Here's why you shouldn't:
I find it hard to believe that agents really care whether you went to a conference. They want writers who will sell. If your work is marketable, you'll find a place for it. It might just take a while. I don't think you really need to spend the inordinate amounts of money these conferences charge. As a reader on a journal, I would not be the least bit inclined to accept work from someone I'd met more readily than someone else who wrote a better story. I don't even read bios most of the time before the story. Agents reading your query letters or first pages are likely in the same boat.
Writing conferences are there to make money. The venue wants to make money. Many of the presenters are there to make money, if not at the conference itself, then down the road when they get you to trust them to help you make your dreams come true. The main commodity at the conference is the hope of the attendees. Hope is the engine that turns the mills of this factory. Without hope, who would drop $200 just to come in and drop more money with the aim of getting a couple minutes' face time?
Sadly, the economics of the thing state that most of the people in attendance are hoping in vain. Nobody is going to tell you that there, of course. Writing will be treated like a self-evidently beautiful and wonderful thing to do. Of course, you must not give up hope. (If you do, no matter. A new group of the not-yet-disillusioned will arrive next time around to take your place.)
And here's why you should:
That being said, there are a few good reasons to go that I can think of:

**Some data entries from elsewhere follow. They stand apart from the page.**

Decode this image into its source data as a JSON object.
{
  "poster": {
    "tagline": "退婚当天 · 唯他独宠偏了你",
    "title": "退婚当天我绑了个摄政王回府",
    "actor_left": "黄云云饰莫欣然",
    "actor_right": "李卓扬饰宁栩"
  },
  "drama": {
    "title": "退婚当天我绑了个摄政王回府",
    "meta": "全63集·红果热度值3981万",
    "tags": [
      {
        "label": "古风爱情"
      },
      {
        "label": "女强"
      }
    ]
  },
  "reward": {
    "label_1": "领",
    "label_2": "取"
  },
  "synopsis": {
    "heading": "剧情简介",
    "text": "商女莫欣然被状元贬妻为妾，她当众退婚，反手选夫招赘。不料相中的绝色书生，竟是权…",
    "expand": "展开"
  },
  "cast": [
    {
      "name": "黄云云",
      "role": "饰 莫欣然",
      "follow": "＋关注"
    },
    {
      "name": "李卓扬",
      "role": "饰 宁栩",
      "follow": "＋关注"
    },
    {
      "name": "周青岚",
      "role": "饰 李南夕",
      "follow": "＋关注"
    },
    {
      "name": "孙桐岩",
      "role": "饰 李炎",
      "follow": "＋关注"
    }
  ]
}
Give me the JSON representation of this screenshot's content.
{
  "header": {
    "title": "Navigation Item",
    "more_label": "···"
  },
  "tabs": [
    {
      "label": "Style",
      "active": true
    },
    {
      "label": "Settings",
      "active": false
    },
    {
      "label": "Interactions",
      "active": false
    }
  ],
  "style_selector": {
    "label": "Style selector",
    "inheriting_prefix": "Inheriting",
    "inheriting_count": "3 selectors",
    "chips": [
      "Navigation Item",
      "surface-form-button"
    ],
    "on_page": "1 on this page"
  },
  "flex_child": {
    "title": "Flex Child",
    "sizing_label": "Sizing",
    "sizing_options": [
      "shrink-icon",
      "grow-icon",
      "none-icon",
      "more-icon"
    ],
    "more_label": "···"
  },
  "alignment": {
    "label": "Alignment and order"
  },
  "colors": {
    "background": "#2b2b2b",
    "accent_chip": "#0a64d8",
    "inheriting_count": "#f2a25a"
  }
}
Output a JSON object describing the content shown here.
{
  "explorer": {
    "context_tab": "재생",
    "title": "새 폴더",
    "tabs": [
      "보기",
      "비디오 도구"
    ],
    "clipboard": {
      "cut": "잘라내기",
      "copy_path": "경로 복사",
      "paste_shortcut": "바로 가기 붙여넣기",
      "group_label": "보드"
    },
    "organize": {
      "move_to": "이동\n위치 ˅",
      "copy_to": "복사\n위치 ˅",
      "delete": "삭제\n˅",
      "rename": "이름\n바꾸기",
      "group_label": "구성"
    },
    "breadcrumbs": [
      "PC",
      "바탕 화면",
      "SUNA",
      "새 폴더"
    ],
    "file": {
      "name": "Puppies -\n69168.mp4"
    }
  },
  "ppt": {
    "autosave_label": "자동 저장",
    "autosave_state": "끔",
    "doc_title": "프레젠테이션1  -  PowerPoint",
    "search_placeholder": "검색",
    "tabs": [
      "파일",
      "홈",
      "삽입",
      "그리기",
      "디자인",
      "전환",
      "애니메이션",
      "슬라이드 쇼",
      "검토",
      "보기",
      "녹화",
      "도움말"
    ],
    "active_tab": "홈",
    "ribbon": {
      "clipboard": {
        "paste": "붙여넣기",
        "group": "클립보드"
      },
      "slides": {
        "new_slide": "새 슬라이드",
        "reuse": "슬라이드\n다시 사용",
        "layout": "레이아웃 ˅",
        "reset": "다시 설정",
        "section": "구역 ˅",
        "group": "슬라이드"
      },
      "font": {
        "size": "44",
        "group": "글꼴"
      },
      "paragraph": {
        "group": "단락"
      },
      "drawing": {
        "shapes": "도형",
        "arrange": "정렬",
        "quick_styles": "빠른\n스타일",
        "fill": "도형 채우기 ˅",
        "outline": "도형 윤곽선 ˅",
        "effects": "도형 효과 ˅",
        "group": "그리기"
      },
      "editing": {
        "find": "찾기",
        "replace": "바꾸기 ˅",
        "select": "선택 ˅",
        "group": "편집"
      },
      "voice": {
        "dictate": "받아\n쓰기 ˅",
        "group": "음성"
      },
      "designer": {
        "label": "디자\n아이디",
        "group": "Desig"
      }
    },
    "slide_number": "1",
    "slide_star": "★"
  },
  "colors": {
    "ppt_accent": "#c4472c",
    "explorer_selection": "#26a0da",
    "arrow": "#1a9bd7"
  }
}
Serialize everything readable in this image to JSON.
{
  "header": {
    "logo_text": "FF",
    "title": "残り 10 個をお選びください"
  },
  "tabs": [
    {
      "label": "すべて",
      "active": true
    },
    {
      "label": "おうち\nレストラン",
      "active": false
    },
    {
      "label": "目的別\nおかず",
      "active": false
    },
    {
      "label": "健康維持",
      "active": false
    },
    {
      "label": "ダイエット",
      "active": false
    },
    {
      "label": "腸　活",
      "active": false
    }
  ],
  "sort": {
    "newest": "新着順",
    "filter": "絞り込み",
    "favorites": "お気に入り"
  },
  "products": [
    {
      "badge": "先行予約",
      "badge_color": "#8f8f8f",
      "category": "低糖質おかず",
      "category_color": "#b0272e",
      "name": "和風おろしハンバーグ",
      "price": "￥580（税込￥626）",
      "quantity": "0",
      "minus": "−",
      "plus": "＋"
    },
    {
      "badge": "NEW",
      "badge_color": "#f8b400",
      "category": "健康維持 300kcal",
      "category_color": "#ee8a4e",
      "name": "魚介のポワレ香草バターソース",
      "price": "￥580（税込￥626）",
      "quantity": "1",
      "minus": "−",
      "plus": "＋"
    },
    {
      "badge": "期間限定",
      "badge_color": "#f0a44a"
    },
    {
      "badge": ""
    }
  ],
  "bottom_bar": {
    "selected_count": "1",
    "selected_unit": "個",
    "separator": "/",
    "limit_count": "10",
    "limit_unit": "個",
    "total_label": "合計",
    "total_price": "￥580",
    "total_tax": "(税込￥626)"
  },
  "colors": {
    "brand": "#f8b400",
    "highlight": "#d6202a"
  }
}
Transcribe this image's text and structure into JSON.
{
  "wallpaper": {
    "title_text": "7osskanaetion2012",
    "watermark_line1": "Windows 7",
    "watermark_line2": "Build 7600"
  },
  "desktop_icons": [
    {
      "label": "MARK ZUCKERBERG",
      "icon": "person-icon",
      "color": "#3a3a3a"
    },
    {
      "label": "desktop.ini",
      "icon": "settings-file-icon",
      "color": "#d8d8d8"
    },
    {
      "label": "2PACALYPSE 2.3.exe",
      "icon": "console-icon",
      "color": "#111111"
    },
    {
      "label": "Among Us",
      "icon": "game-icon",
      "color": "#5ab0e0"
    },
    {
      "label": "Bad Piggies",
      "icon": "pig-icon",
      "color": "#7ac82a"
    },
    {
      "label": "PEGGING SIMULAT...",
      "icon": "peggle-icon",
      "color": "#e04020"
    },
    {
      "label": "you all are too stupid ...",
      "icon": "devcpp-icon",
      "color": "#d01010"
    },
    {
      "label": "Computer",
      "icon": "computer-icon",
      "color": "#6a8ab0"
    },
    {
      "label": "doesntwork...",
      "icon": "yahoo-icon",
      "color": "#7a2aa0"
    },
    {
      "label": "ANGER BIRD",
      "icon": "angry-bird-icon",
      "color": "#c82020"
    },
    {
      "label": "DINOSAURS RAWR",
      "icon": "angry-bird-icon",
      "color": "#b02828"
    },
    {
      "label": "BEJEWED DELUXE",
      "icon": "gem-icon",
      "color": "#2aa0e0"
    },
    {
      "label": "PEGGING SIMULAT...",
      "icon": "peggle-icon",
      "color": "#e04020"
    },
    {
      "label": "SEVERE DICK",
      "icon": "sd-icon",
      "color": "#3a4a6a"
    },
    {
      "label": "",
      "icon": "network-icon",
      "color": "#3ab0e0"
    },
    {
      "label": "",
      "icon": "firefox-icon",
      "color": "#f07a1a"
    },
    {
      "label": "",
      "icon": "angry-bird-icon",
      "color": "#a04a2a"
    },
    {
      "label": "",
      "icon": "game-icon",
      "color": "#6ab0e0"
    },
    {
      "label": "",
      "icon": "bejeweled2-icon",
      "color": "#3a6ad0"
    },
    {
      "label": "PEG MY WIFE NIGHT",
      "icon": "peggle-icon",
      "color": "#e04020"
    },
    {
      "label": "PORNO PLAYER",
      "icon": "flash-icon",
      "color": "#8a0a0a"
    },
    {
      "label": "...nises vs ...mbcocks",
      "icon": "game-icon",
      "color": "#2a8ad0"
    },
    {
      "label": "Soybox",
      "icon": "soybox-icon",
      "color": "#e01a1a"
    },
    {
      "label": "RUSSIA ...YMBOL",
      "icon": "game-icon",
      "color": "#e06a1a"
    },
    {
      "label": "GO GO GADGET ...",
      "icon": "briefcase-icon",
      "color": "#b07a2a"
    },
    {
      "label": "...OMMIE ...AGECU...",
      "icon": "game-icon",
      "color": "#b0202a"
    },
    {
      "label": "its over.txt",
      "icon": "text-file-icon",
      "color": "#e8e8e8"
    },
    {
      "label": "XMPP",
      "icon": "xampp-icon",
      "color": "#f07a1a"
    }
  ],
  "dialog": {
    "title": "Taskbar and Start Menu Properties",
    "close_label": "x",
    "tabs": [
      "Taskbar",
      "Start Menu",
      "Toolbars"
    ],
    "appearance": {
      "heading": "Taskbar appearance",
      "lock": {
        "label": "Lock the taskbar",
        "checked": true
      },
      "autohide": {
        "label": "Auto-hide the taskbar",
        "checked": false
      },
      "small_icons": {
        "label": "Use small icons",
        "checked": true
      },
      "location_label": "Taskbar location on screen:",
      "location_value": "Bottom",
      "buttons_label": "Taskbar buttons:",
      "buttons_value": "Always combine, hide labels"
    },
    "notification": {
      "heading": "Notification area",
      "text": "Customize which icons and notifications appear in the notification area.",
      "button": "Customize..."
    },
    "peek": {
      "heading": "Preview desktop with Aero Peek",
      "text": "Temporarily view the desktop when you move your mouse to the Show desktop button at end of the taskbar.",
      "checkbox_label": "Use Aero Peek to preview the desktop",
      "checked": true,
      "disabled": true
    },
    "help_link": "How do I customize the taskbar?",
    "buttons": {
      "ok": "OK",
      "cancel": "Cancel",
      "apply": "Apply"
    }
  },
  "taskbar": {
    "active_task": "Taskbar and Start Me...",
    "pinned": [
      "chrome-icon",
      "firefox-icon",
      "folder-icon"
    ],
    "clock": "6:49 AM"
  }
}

1) To meet the editors of a local journal. This year, local journals like The Potomac Review, Baltimore Review, and Little Patuxent Review were there. They don't normally attend the AWP Conference. They only attended this year because the proximity meant the economics made sense. I went to say thank you to the editors for having published me or said nice things about submissions I've made. I believe in showing support to the journals that have supported me. These journals aren't in business to make money. Nothing about their business model is profit-oriented. Most are barely limping along. They were at the conference to get what notice they could so more writers will submit to them and hopefully give them better stuff to print. That's it.
2) If you really want to see a headliner. People pay what I consider stupid amounts of money to go to concerts. If you want to do the same thing to see a luminary of literature, and you're just doing it because you admire the work and want to be part of the energy of being in a crowd of people who feel the same, have at it. Just know that being there is no more likely to make you a writer of equal clout than going to a Metallica concert is likely to make you a rock star. Treat the money you spend at a writing conference like a bad gambler treats money at a poker tournament: you're just paying for the thrill of being there.
3) You just really need to hope. There's nothing wrong with this. Certainly, a big part of my resurgent interest in writing since I turned 40 has had to do with the nagging feeling that just working and providing for my family were, although the most important thing I have to do, also incredibly ephemeral. I needed to hope while grinding away at my profession's version of gears that the thoughts, words, and visions in my head had value outside of my own imagination.
I've made almost no money off of writing since then, but the boost to my spirits from having three-soon-to-be-four stories published can't really be measured in terms of money. On a Monday morning like today was, I'm much more able to face heading off into the wind to my I-can-stand-it-because-it-isn't-my-whole-life job because I know I have a little something else going on the side.
But it is on the side, where it will be for 90-some percent of the aspirants who show up at any conference. Don't lose track of that when calculating the cost-benefit of going.